Name of Article:
Tackling cancer control in the Gulf Cooperation Council Countries
Al-Othman, S., Haoudi, A., Alhomoud, S., Alkhenizan, A., Khoja, T., et al.
Year of Publication:
Gulf Centre for Cancer Control and Prevention, King Faisal Special Hospital and Research Centre, Riyadh, Saudi Arabia; King Abdullah International Medical Research Center, King Abdulaziz Medical Citty, Riyadh, Saudi Arabia, Division of Genetics and Genomics, Boston Children’s Hospital, Harvard Medical School, Boston, MA, USA; Department of Surgery, King Faisal Special Hospital and Research Centre, Riyadh, Saudi Arabia ; Department of Family Medicine, King Faisal Special Hospital and Research Centre, Riyadh, Saudi Arabia; Health Ministers Council for Cooperation Council, Riyadh, Saudi Arabia; Gulf Centre for Cancer Control and Prevention, King Faisal Special Hospital and Research Centre, Riyadh, Saudi Arabia
Cancer is a major health problem in both high income and middle-to-low income countries, and is the second leading cause of death in the world.

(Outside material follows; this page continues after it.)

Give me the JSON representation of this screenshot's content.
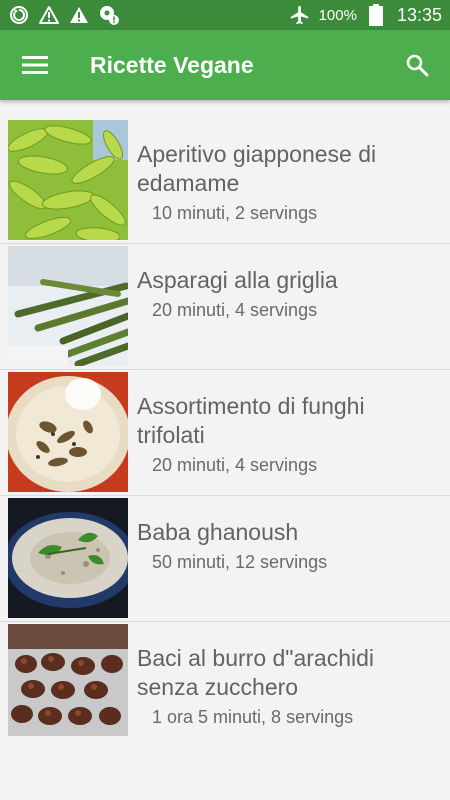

Although more than a third of cancer could be prevented and another third could be cured if diagnosed early, it remains a huge challenge to health-care systems worldwide. Despite substantial improvements in health services some of the countries in the Gulf region, the burden of non-communicable diseases is a major threat, primarily due to the rapid socioeconomic shifts that have led to unfavourable changes in lifestyle such as increased tobacco use, decreased physical activity, and consumption of unhealthy food. In the Gulf Cooperation Council states (United Arab Emirates, Bahrain, Saudi Arabia, Oman, Qatar, and Kuwait), advanced breast cancer, colorectal cancer, leukaemia, thyroid cancer, and non-Hodgkin lymphomas are the most common cancers affecting younger populations compared with other countries. By contrast with cancer prevalence in developed countries, prostate, lung, and cervical cancers are not among the most common cancers in the Gulf region. In view of the increased cost of cancer management worldwide, integrated approaches between primary, secondary, and tertiary health-care systems with special focus on prevention and early detection is an essential step in the countries’ efforts in the fight against cancer.